The data Block Start

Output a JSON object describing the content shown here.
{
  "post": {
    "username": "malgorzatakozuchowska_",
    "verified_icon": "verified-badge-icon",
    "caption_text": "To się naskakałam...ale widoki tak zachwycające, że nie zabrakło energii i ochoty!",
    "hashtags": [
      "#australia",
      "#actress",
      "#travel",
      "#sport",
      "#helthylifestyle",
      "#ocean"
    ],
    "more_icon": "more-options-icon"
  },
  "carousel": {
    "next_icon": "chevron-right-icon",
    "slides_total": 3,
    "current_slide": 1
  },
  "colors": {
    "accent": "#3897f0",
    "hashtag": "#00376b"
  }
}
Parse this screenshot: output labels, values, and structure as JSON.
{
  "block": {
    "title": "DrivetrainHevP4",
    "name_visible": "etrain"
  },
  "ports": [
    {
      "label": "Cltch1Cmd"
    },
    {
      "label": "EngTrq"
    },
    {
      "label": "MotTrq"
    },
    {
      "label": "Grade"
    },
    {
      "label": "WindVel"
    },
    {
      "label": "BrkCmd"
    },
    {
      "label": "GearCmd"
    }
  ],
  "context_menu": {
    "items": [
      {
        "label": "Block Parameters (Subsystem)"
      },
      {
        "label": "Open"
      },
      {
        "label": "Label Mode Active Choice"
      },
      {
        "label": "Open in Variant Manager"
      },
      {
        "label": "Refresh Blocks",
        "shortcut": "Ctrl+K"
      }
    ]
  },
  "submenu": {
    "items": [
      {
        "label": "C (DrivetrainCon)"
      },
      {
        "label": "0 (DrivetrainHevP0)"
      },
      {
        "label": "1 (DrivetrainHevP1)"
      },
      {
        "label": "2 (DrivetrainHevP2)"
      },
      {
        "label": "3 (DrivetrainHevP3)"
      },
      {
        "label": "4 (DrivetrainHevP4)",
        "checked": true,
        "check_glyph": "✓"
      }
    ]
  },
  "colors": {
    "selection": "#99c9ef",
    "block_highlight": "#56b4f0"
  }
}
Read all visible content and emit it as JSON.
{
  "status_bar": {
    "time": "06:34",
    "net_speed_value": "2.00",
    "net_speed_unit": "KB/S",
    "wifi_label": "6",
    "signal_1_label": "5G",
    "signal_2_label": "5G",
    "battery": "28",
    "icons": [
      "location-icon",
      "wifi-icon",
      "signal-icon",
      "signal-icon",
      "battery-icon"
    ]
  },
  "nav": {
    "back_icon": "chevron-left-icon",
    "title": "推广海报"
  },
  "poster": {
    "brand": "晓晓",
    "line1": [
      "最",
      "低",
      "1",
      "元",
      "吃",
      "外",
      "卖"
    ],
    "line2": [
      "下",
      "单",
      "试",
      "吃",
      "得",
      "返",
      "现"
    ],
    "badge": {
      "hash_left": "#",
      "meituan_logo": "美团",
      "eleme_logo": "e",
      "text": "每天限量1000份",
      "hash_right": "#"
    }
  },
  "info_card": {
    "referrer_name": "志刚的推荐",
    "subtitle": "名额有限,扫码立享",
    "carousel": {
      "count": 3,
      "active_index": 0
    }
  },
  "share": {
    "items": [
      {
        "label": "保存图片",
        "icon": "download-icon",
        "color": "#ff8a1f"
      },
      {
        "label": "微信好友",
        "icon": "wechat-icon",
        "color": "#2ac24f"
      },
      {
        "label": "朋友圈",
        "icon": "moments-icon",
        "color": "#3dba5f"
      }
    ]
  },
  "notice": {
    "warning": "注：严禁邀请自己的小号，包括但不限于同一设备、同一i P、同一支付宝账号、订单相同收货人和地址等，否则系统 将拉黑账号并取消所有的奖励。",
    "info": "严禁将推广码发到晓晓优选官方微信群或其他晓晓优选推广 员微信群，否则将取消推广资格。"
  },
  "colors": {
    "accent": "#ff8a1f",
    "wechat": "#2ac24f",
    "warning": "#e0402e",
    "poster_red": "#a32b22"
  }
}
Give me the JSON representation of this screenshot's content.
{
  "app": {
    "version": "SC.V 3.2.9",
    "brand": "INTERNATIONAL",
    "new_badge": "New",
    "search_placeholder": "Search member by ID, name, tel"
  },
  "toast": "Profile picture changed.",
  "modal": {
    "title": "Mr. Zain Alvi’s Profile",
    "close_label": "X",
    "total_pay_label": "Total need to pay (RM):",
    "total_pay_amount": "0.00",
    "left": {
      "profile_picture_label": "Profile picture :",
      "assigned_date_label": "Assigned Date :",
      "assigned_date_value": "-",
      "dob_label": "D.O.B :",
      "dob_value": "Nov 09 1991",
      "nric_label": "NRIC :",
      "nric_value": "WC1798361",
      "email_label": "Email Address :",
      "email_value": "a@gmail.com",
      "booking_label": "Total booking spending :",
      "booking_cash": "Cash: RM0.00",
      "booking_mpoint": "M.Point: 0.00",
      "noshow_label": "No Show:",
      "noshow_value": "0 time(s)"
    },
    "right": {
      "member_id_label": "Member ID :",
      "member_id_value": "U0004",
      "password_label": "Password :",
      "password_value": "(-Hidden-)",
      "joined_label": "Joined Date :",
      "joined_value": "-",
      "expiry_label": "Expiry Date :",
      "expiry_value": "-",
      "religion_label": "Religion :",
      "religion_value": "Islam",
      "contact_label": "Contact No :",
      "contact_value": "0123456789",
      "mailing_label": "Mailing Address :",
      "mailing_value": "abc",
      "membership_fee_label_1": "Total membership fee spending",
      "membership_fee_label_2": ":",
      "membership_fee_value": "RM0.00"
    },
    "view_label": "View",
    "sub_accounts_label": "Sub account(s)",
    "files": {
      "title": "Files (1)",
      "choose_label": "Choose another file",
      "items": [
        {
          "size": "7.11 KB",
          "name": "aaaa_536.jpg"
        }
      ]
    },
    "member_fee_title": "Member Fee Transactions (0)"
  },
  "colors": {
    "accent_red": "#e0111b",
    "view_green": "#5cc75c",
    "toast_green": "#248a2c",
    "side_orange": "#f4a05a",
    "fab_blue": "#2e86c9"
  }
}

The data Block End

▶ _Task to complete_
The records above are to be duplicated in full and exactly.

▶ _Exercise answer_
Output a JSON object describing the content shown here.
{
  "post": {
    "username": "malgorzatakozuchowska_",
    "verified_icon": "verified-badge-icon",
    "caption_text": "To się naskakałam...ale widoki tak zachwycające, że nie zabrakło energii i ochoty!",
    "hashtags": [
      "#australia",
      "#actress",
      "#travel",
      "#sport",
      "#helthylifestyle",
      "#ocean"
    ],
    "more_icon": "more-options-icon"
  },
  "carousel": {
    "next_icon": "chevron-right-icon",
    "slides_total": 3,
    "current_slide": 1
  },
  "colors": {
    "accent": "#3897f0",
    "hashtag": "#00376b"
  }
}
Parse this screenshot: output labels, values, and structure as JSON.
{
  "block": {
    "title": "DrivetrainHevP4",
    "name_visible": "etrain"
  },
  "ports": [
    {
      "label": "Cltch1Cmd"
    },
    {
      "label": "EngTrq"
    },
    {
      "label": "MotTrq"
    },
    {
      "label": "Grade"
    },
    {
      "label": "WindVel"
    },
    {
      "label": "BrkCmd"
    },
    {
      "label": "GearCmd"
    }
  ],
  "context_menu": {
    "items": [
      {
        "label": "Block Parameters (Subsystem)"
      },
      {
        "label": "Open"
      },
      {
        "label": "Label Mode Active Choice"
      },
      {
        "label": "Open in Variant Manager"
      },
      {
        "label": "Refresh Blocks",
        "shortcut": "Ctrl+K"
      }
    ]
  },
  "submenu": {
    "items": [
      {
        "label": "C (DrivetrainCon)"
      },
      {
        "label": "0 (DrivetrainHevP0)"
      },
      {
        "label": "1 (DrivetrainHevP1)"
      },
      {
        "label": "2 (DrivetrainHevP2)"
      },
      {
        "label": "3 (DrivetrainHevP3)"
      },
      {
        "label": "4 (DrivetrainHevP4)",
        "checked": true,
        "check_glyph": "✓"
      }
    ]
  },
  "colors": {
    "selection": "#99c9ef",
    "block_highlight": "#56b4f0"
  }
}
Read all visible content and emit it as JSON.
{
  "status_bar": {
    "time": "06:34",
    "net_speed_value": "2.00",
    "net_speed_unit": "KB/S",
    "wifi_label": "6",
    "signal_1_label": "5G",
    "signal_2_label": "5G",
    "battery": "28",
    "icons": [
      "location-icon",
      "wifi-icon",
      "signal-icon",
      "signal-icon",
      "battery-icon"
    ]
  },
  "nav": {
    "back_icon": "chevron-left-icon",
    "title": "推广海报"
  },
  "poster": {
    "brand": "晓晓",
    "line1": [
      "最",
      "低",
      "1",
      "元",
      "吃",
      "外",
      "卖"
    ],
    "line2": [
      "下",
      "单",
      "试",
      "吃",
      "得",
      "返",
      "现"
    ],
    "badge": {
      "hash_left": "#",
      "meituan_logo": "美团",
      "eleme_logo": "e",
      "text": "每天限量1000份",
      "hash_right": "#"
    }
  },
  "info_card": {
    "referrer_name": "志刚的推荐",
    "subtitle": "名额有限,扫码立享",
    "carousel": {
      "count": 3,
      "active_index": 0
    }
  },
  "share": {
    "items": [
      {
        "label": "保存图片",
        "icon": "download-icon",
        "color": "#ff8a1f"
      },
      {
        "label": "微信好友",
        "icon": "wechat-icon",
        "color": "#2ac24f"
      },
      {
        "label": "朋友圈",
        "icon": "moments-icon",
        "color": "#3dba5f"
      }
    ]
  },
  "notice": {
    "warning": "注：严禁邀请自己的小号，包括但不限于同一设备、同一i P、同一支付宝账号、订单相同收货人和地址等，否则系统 将拉黑账号并取消所有的奖励。",
    "info": "严禁将推广码发到晓晓优选官方微信群或其他晓晓优选推广 员微信群，否则将取消推广资格。"
  },
  "colors": {
    "accent": "#ff8a1f",
    "wechat": "#2ac24f",
    "warning": "#e0402e",
    "poster_red": "#a32b22"
  }
}
Give me the JSON representation of this screenshot's content.
{
  "app": {
    "version": "SC.V 3.2.9",
    "brand": "INTERNATIONAL",
    "new_badge": "New",
    "search_placeholder": "Search member by ID, name, tel"
  },
  "toast": "Profile picture changed.",
  "modal": {
    "title": "Mr. Zain Alvi’s Profile",
    "close_label": "X",
    "total_pay_label": "Total need to pay (RM):",
    "total_pay_amount": "0.00",
    "left": {
      "profile_picture_label": "Profile picture :",
      "assigned_date_label": "Assigned Date :",
      "assigned_date_value": "-",
      "dob_label": "D.O.B :",
      "dob_value": "Nov 09 1991",
      "nric_label": "NRIC :",
      "nric_value": "WC1798361",
      "email_label": "Email Address :",
      "email_value": "a@gmail.com",
      "booking_label": "Total booking spending :",
      "booking_cash": "Cash: RM0.00",
      "booking_mpoint": "M.Point: 0.00",
      "noshow_label": "No Show:",
      "noshow_value": "0 time(s)"
    },
    "right": {
      "member_id_label": "Member ID :",
      "member_id_value": "U0004",
      "password_label": "Password :",
      "password_value": "(-Hidden-)",
      "joined_label": "Joined Date :",
      "joined_value": "-",
      "expiry_label": "Expiry Date :",
      "expiry_value": "-",
      "religion_label": "Religion :",
      "religion_value": "Islam",
      "contact_label": "Contact No :",
      "contact_value": "0123456789",
      "mailing_label": "Mailing Address :",
      "mailing_value": "abc",
      "membership_fee_label_1": "Total membership fee spending",
      "membership_fee_label_2": ":",
      "membership_fee_value": "RM0.00"
    },
    "view_label": "View",
    "sub_accounts_label": "Sub account(s)",
    "files": {
      "title": "Files (1)",
      "choose_label": "Choose another file",
      "items": [
        {
          "size": "7.11 KB",
          "name": "aaaa_536.jpg"
        }
      ]
    },
    "member_fee_title": "Member Fee Transactions (0)"
  },
  "colors": {
    "accent_red": "#e0111b",
    "view_green": "#5cc75c",
    "toast_green": "#248a2c",
    "side_orange": "#f4a05a",
    "fab_blue": "#2e86c9"
  }
}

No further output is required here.